     My reply to the various parts of the question is as follows:

(a) The Scheme introduced by the Police aims to strengthen the Police's efforts in the investigation of animal cruelty cases.  Through enhanced co-operation with different organisations and wider public involvement, more effective prevention and detection of animal cruelty cases can be carried out.  For instance, upon receipt of reports of cruelty to animals, front-line police officers will immediately seek professional assistance and advice from AFCD and HKSPCA, so that investigation can be conducted in a more effective manner.  The Scheme and AFCD's inter-departmental special working group complement each other.  With regard to manpower and command structure, the Scheme is co-ordinated by the Support Wing, the Crime Wing and the Police College of the Police and is implemented by front-line officers.
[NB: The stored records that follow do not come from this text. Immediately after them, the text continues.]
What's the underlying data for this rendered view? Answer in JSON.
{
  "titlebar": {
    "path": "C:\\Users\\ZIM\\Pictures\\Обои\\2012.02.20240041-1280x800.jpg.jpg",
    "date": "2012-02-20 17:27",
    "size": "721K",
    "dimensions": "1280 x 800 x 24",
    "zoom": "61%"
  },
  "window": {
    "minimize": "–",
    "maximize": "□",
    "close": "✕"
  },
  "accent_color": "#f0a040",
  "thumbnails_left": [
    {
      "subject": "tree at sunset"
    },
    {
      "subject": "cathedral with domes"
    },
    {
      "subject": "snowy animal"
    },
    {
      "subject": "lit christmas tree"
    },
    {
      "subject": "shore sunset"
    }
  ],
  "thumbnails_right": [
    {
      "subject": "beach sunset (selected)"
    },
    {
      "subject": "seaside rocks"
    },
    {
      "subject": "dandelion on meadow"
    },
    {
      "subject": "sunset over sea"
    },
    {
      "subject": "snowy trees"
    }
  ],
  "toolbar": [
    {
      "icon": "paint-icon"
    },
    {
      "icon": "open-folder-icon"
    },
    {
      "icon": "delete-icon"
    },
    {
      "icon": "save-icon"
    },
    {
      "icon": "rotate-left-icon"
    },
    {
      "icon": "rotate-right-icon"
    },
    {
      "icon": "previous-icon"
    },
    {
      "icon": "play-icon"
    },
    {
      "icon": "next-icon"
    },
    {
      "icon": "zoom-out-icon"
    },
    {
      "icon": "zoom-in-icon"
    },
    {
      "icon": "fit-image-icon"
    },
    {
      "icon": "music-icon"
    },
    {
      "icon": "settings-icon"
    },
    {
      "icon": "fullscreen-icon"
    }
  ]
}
(b) In mid-October this year, the Police introduced and provided details of the Scheme through the television programme "Police Magazine" and the Force's internal communication channels (including Offbeat, electronic Notice Board and internal documents).  The Police have arranged detection training courses and relevant seminars for front-line police officers and also conducted sharing sessions for crime investigation officers and staff of AFCD and HKSPCA on the professional knowledge of handling animal cruelty cases.  Since the introduction of the Scheme, relevant courses and seminars have been well attended by front-line and supervisory officers.
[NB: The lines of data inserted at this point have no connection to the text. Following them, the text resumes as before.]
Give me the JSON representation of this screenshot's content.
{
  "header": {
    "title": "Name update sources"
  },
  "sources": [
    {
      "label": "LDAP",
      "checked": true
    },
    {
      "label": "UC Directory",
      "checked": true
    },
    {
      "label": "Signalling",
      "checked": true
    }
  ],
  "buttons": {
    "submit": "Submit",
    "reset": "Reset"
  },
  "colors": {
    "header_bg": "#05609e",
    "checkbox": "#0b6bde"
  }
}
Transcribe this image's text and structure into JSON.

(c) and (d) The Scheme is supported by two professional veterinary associations (i.e. the Hong Kong Veterinary Association and China (Hong Kong) Veterinary Association), which will publicise the Government's messages on combating cruelty to animals to their members (who are practising veterinarians).  Their members will be encouraged to report suspicious persons or suspected animal cruelty cases with a view to strengthening the intelligence networks.  At the same time, the Police and AFCD welcome members of the public and animal concern groups to participate in combating cruelty to animals.  If the public are aware of any animal cruelty cases, they can call the Police or report to AFCD via the 1823 Call Centre.  Upon receipt of the reports, the relevant department will take appropriate immediate action and follow-up investigation.

(e) The Police has not identified any particular modus operandi or black spots of animal cruelty cases, and most of the incidents take place in secluded locations or in the middle of the night.  Apart from stepping up enforcement, the most effective way to curb such animal cruelty cases is to enhance public awareness of respect for life and care for animals.  We will continue to strengthen publicity work in this area.
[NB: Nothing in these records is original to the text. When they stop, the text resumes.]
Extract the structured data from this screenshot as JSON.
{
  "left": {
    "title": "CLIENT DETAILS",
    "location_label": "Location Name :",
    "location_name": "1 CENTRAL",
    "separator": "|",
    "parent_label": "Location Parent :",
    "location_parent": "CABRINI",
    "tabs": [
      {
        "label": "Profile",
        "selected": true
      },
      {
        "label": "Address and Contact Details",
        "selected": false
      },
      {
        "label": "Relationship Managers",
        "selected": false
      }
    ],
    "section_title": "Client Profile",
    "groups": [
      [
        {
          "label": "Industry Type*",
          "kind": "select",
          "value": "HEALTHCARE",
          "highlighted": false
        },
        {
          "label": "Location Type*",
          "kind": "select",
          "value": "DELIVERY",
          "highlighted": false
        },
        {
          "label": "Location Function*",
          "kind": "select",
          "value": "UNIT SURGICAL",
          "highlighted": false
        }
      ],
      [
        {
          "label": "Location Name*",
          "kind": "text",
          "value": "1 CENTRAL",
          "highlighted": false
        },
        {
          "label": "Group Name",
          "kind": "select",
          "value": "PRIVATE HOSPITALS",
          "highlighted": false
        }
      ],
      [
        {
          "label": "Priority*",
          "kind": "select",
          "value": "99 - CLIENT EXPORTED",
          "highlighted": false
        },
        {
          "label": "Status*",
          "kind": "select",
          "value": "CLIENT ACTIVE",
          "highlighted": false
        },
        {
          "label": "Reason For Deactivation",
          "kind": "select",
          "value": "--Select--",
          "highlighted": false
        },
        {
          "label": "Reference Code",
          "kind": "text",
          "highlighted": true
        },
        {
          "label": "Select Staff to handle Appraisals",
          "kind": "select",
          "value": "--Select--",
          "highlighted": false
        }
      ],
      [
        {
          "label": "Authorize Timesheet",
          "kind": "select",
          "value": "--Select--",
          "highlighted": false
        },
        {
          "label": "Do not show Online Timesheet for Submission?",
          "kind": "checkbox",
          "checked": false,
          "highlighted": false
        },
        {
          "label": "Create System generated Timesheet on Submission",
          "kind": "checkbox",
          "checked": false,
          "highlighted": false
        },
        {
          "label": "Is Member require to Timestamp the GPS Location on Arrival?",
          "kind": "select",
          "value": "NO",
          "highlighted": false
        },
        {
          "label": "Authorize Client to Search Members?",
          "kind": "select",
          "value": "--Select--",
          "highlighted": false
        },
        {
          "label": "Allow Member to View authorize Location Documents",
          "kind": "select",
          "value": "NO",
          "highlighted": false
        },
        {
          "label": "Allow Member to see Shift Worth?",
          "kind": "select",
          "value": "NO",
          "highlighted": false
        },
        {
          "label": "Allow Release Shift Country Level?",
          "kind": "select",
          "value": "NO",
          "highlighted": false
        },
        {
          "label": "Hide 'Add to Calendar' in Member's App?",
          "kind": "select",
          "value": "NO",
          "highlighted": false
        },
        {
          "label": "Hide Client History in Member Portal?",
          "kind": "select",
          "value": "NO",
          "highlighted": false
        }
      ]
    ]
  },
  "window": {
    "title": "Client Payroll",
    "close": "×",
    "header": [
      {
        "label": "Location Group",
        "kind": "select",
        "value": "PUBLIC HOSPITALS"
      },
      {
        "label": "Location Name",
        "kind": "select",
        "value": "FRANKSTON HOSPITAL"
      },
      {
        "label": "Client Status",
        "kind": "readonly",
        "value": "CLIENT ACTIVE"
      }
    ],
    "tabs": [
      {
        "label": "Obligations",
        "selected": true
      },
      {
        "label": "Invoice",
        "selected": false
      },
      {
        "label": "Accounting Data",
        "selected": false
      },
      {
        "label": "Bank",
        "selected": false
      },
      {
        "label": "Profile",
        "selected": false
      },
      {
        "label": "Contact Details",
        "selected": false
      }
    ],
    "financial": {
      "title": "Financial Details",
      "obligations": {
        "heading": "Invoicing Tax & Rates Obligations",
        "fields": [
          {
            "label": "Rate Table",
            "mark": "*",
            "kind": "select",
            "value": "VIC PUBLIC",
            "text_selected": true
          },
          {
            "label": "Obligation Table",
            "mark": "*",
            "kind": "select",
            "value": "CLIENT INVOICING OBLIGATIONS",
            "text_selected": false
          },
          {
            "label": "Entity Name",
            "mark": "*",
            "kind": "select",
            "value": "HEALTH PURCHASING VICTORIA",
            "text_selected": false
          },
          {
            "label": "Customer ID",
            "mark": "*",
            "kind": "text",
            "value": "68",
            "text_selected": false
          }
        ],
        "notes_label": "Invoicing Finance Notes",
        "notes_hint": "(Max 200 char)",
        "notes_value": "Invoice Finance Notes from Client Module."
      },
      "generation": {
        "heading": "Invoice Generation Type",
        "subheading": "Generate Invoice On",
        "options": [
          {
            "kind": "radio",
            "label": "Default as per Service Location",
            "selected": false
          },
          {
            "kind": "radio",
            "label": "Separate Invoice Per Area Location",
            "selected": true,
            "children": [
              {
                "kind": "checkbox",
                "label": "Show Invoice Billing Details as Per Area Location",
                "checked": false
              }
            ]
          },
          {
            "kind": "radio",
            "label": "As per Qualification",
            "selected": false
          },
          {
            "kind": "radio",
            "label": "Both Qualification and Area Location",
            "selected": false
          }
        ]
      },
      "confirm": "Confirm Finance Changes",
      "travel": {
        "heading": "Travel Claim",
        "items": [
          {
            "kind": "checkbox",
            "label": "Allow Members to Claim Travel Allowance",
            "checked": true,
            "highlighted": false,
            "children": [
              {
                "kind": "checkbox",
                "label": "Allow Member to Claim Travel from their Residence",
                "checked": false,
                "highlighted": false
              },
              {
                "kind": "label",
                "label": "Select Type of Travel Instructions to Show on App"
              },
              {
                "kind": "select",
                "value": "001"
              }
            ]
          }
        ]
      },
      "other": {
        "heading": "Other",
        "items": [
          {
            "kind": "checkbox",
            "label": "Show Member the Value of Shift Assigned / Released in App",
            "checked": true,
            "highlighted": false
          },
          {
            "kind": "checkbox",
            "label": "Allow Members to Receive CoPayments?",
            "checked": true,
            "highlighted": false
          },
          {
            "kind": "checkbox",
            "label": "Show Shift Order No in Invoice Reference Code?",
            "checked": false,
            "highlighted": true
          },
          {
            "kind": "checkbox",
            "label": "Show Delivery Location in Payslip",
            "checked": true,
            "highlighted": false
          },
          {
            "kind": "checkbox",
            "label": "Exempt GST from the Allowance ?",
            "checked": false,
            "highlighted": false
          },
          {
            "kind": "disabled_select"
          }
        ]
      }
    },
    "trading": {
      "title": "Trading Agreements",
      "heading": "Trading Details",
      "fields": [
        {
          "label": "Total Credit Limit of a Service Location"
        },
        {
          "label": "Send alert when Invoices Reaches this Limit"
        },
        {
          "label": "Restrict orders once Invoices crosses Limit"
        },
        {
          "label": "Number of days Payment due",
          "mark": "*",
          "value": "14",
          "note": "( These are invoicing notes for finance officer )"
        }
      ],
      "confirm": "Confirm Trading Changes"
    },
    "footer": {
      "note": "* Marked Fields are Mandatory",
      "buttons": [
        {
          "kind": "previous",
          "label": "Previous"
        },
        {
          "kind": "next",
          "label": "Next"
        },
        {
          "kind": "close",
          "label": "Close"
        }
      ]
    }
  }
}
(f) At present, officers from various government departments, including senior veterinary officers, health officers, health inspectors, police officers and authorised officers from AFCD, may enforce the Ordinance as appropriate.  AFCD has its special teams for animal management and welfare.  The Crime Investigation Teams of various police districts have adequate manpower, experience and professional investigation skills to handle animal cruelty cases.  Subject to the distribution and the trend of the cases, the Police will consider deploying dedicated teams to investigate the cases in a more comprehensive and focused way in order to ensure early crime detection.  The existing multi-agency approach is further strengthened under the Scheme, contributing to more effective prevention and detection of such crimes.  With greater flexibility in the deployment of resources, such arrangements are more effective in combating animal cruelty cases than setting up an "Animal Police" team.

Ends/Wednesday, November 9, 2011
Issued at HKT 13:22